Input material »

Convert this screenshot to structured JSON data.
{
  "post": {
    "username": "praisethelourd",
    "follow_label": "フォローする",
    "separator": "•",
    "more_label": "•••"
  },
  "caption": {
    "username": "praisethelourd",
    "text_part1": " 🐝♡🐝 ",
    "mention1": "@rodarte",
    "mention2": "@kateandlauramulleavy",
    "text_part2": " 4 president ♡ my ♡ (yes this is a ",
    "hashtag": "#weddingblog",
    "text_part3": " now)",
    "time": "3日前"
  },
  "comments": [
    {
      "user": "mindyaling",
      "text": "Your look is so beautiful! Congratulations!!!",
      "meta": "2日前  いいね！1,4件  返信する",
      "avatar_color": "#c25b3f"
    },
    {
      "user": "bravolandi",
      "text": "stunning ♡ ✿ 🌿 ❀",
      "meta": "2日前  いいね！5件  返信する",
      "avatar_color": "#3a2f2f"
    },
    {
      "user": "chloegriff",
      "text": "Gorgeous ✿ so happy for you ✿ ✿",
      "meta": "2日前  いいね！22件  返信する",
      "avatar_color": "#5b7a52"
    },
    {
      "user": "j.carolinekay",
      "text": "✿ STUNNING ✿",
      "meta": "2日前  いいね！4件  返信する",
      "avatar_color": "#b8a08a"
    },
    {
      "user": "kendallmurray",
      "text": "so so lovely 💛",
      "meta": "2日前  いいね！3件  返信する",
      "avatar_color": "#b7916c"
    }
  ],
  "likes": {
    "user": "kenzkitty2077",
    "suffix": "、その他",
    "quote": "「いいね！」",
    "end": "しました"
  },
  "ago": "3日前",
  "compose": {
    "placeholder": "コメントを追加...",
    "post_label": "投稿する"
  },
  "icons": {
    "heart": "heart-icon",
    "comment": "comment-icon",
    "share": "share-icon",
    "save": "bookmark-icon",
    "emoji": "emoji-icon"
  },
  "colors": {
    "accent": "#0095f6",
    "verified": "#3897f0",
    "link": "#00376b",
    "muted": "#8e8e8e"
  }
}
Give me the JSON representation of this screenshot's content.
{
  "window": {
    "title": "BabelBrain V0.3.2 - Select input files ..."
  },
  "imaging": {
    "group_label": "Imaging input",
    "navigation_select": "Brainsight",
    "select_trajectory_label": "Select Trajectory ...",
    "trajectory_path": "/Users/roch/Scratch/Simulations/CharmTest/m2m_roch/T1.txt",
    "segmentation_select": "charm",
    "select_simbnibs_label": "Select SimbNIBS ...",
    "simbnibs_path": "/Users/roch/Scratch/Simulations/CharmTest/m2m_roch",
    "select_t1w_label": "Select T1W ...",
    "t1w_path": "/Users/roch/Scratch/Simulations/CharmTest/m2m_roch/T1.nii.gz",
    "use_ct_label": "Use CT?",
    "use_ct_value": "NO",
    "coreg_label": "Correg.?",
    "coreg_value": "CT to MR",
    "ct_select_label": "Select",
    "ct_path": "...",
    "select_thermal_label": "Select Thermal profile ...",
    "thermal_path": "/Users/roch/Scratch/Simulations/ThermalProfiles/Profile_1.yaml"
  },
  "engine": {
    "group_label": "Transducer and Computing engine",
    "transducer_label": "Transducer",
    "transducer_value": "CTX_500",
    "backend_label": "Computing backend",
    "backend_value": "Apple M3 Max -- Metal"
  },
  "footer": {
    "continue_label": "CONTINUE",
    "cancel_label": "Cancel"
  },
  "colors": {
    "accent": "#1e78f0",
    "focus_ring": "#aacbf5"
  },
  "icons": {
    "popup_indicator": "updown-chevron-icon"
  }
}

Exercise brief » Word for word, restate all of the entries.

Response »
Convert this screenshot to structured JSON data.
{
  "post": {
    "username": "praisethelourd",
    "follow_label": "フォローする",
    "separator": "•",
    "more_label": "•••"
  },
  "caption": {
    "username": "praisethelourd",
    "text_part1": " 🐝♡🐝 ",
    "mention1": "@rodarte",
    "mention2": "@kateandlauramulleavy",
    "text_part2": " 4 president ♡ my ♡ (yes this is a ",
    "hashtag": "#weddingblog",
    "text_part3": " now)",
    "time": "3日前"
  },
  "comments": [
    {
      "user": "mindyaling",
      "text": "Your look is so beautiful! Congratulations!!!",
      "meta": "2日前  いいね！1,4件  返信する",
      "avatar_color": "#c25b3f"
    },
    {
      "user": "bravolandi",
      "text": "stunning ♡ ✿ 🌿 ❀",
      "meta": "2日前  いいね！5件  返信する",
      "avatar_color": "#3a2f2f"
    },
    {
      "user": "chloegriff",
      "text": "Gorgeous ✿ so happy for you ✿ ✿",
      "meta": "2日前  いいね！22件  返信する",
      "avatar_color": "#5b7a52"
    },
    {
      "user": "j.carolinekay",
      "text": "✿ STUNNING ✿",
      "meta": "2日前  いいね！4件  返信する",
      "avatar_color": "#b8a08a"
    },
    {
      "user": "kendallmurray",
      "text": "so so lovely 💛",
      "meta": "2日前  いいね！3件  返信する",
      "avatar_color": "#b7916c"
    }
  ],
  "likes": {
    "user": "kenzkitty2077",
    "suffix": "、その他",
    "quote": "「いいね！」",
    "end": "しました"
  },
  "ago": "3日前",
  "compose": {
    "placeholder": "コメントを追加...",
    "post_label": "投稿する"
  },
  "icons": {
    "heart": "heart-icon",
    "comment": "comment-icon",
    "share": "share-icon",
    "save": "bookmark-icon",
    "emoji": "emoji-icon"
  },
  "colors": {
    "accent": "#0095f6",
    "verified": "#3897f0",
    "link": "#00376b",
    "muted": "#8e8e8e"
  }
}
Give me the JSON representation of this screenshot's content.
{
  "window": {
    "title": "BabelBrain V0.3.2 - Select input files ..."
  },
  "imaging": {
    "group_label": "Imaging input",
    "navigation_select": "Brainsight",
    "select_trajectory_label": "Select Trajectory ...",
    "trajectory_path": "/Users/roch/Scratch/Simulations/CharmTest/m2m_roch/T1.txt",
    "segmentation_select": "charm",
    "select_simbnibs_label": "Select SimbNIBS ...",
    "simbnibs_path": "/Users/roch/Scratch/Simulations/CharmTest/m2m_roch",
    "select_t1w_label": "Select T1W ...",
    "t1w_path": "/Users/roch/Scratch/Simulations/CharmTest/m2m_roch/T1.nii.gz",
    "use_ct_label": "Use CT?",
    "use_ct_value": "NO",
    "coreg_label": "Correg.?",
    "coreg_value": "CT to MR",
    "ct_select_label": "Select",
    "ct_path": "...",
    "select_thermal_label": "Select Thermal profile ...",
    "thermal_path": "/Users/roch/Scratch/Simulations/ThermalProfiles/Profile_1.yaml"
  },
  "engine": {
    "group_label": "Transducer and Computing engine",
    "transducer_label": "Transducer",
    "transducer_value": "CTX_500",
    "backend_label": "Computing backend",
    "backend_value": "Apple M3 Max -- Metal"
  },
  "footer": {
    "continue_label": "CONTINUE",
    "cancel_label": "Cancel"
  },
  "colors": {
    "accent": "#1e78f0",
    "focus_ring": "#aacbf5"
  },
  "icons": {
    "popup_indicator": "updown-chevron-icon"
  }
}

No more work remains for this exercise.